A fascinating article about how science students can benefit from courses in the humanities.

science and humanities

Monday was the first day of Dartmouth’s Spring term. So, as I often do at this time, I started teaching my course for non-science majors called “Understanding the Universe: From Atoms to the Big Bang.”

This is what students like to call a “physics for poets” class — a class that explores the history of how humanity has confronted some of the deepest questions we can ask about the material world and our place in it, without the math. It is a class that tries to capture the true spirit of the liberal-arts education, mixing the sciences, the humanities, and the social sciences as different and complementary ways of knowing the world and why we matter. In fancier words, as an intellectual history of physics and astronomy, the class requires that scientific thinking be contextualized culturally, so that students can situate the ways in which some of the most revolutionary ideas in the past 2,000 years emerged when they did.

Read Entire Article:  https://www.npr.org/sections/13.7/2018/03/28/597496820/teaching-and-learning-at-the-boundaries-of-two-cultures

Best ways to pay for your child’s college education

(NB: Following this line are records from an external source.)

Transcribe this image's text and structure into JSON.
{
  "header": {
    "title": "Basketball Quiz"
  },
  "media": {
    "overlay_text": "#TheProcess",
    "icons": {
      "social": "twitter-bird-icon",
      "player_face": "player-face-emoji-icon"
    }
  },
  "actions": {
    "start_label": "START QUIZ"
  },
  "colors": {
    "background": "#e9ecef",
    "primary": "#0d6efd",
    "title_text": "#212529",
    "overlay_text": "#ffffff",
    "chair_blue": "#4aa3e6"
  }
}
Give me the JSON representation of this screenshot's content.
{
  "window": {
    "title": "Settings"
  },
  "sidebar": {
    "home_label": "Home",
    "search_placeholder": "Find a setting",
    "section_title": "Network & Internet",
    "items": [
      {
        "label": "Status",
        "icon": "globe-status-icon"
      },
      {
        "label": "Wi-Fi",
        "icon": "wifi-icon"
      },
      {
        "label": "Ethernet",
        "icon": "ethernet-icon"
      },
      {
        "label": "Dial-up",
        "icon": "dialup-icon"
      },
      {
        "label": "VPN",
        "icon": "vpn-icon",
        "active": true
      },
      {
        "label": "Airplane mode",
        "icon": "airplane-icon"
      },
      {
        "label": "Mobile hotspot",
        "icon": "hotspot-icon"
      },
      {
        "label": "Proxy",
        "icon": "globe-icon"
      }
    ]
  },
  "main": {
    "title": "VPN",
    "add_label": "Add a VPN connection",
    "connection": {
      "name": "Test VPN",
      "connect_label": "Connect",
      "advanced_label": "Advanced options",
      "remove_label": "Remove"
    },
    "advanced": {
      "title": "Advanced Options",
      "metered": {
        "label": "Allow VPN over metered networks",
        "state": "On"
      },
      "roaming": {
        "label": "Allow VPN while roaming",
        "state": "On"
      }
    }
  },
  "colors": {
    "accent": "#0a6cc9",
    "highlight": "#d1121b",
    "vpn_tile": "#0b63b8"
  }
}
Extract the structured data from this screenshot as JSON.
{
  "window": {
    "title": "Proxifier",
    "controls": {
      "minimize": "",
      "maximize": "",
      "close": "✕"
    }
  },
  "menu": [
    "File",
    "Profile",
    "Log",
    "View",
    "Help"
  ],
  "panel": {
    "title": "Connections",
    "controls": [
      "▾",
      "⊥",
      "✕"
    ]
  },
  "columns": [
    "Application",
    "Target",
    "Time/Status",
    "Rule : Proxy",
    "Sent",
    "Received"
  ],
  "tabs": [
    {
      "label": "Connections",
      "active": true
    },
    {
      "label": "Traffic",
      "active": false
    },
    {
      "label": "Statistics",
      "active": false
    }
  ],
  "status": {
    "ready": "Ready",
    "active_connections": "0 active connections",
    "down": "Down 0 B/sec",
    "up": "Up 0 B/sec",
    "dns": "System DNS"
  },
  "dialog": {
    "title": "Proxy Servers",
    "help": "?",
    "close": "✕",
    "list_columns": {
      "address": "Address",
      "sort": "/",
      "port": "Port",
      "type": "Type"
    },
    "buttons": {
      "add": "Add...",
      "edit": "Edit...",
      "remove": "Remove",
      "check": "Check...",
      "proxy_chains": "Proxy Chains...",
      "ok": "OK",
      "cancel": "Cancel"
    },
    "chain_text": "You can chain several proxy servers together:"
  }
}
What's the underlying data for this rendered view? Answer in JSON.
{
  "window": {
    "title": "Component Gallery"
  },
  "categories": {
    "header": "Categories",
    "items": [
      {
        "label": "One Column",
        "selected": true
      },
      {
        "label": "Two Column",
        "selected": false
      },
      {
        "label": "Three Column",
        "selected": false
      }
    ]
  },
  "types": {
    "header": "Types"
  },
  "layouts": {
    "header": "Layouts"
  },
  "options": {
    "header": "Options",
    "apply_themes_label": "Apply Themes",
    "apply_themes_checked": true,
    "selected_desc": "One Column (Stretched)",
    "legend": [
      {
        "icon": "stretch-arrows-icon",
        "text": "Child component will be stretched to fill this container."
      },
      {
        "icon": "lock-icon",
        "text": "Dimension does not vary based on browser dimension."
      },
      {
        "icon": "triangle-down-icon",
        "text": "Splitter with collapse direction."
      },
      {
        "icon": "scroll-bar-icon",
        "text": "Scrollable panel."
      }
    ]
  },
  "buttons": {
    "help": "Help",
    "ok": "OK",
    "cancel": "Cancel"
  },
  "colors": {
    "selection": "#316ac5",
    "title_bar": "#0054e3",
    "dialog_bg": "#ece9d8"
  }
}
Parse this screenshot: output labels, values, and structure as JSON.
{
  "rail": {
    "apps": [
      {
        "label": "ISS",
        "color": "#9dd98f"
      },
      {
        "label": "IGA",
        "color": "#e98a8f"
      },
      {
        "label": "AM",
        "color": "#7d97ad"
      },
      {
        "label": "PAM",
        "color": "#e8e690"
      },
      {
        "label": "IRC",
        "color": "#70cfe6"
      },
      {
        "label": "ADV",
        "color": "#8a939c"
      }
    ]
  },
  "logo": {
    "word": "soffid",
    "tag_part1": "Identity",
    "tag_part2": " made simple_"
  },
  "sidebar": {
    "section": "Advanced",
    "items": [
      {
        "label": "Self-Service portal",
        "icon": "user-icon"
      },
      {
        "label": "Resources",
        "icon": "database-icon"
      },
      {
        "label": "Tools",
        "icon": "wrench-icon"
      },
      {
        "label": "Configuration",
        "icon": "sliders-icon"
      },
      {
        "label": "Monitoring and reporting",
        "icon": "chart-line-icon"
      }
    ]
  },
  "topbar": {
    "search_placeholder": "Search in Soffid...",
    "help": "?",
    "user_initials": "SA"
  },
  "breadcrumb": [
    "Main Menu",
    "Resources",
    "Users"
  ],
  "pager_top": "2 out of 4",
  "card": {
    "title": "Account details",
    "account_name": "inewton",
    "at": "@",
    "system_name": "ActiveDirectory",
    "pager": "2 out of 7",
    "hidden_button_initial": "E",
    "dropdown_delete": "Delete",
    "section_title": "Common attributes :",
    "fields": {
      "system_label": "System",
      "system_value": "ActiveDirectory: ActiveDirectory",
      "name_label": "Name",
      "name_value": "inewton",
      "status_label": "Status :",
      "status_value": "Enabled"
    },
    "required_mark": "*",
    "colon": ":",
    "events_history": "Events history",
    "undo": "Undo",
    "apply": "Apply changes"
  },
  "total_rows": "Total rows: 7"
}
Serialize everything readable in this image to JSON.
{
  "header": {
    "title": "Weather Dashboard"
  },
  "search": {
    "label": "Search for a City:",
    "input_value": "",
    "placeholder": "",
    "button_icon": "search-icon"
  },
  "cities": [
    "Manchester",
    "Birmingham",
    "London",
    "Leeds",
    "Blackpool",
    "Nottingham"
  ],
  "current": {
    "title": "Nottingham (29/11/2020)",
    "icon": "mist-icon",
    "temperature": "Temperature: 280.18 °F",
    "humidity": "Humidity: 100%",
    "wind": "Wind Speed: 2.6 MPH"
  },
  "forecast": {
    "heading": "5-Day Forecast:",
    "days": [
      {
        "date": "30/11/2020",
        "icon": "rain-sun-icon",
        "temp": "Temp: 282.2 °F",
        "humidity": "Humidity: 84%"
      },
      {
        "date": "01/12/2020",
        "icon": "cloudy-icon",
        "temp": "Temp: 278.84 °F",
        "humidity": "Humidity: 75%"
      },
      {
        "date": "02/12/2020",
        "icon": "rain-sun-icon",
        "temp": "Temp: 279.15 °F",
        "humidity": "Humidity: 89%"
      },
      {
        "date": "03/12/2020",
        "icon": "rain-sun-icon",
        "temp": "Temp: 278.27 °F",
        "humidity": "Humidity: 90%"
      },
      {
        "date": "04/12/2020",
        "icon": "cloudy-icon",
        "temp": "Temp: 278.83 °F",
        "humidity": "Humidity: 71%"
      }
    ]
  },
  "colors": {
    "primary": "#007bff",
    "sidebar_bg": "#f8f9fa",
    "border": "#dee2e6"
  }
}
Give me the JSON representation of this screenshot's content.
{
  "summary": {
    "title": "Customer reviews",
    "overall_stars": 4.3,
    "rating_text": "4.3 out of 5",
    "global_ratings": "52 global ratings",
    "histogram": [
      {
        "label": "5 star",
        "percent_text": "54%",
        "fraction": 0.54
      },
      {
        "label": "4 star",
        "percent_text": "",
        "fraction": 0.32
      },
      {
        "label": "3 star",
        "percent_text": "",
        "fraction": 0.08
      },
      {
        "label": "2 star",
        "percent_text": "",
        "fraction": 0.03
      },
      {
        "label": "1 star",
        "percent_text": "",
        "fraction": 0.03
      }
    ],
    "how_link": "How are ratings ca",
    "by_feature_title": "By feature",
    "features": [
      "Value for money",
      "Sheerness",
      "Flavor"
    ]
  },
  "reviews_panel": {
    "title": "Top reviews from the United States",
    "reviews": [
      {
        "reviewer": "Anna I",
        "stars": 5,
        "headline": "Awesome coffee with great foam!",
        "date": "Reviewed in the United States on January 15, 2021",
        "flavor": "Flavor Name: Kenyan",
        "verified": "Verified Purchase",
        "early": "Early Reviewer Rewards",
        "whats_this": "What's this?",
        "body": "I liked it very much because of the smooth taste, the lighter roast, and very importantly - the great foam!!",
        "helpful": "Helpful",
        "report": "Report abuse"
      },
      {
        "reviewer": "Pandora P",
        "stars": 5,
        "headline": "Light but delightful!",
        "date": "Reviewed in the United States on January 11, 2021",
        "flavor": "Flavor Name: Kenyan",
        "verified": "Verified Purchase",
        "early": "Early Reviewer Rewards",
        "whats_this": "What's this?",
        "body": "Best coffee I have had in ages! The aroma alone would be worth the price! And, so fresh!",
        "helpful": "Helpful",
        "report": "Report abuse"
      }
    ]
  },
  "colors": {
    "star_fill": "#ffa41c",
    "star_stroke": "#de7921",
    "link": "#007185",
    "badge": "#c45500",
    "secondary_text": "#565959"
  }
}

Whether your clients’ higher-education bills are a year or two away, or just arrived in the mail, you can calm even the most panicked family by informing them that there are more ways to meet the expense than just by writing a big, fat check.

Here are most of the methods clients can use to pay their kids’ education expenses, presented in the order of most to least optimal for the situations of most families.

1. Grants

Grants are generally awarded via the school’s financial aid office and usually require the family to complete the Free Application for Federal Student Aid, or FAFSA, available at fafsa.ed.gov.

2. Scholarships

High school students should contact their school’s guidance counselor for regional or specialized academic opportunities. The intended college or university’s financial aid office can also help, as can sites like Fastweb.com and MyScholly.com.

3. Direct Subsidized Federal Student Loans

Families who haven’t fully saved for college costs should get direct federal loans as soon as they can, while they can, for as much as they can. The rates are low, generally no credit check is required, and several repayment and eventual forgiveness plans may come in handy down the road. There are annual and lifetime limits on the amount of money that can be borrowed.

Read Entire Article:  http://www.wealthmanagement.com/college-planning/twenty-ways-pay-college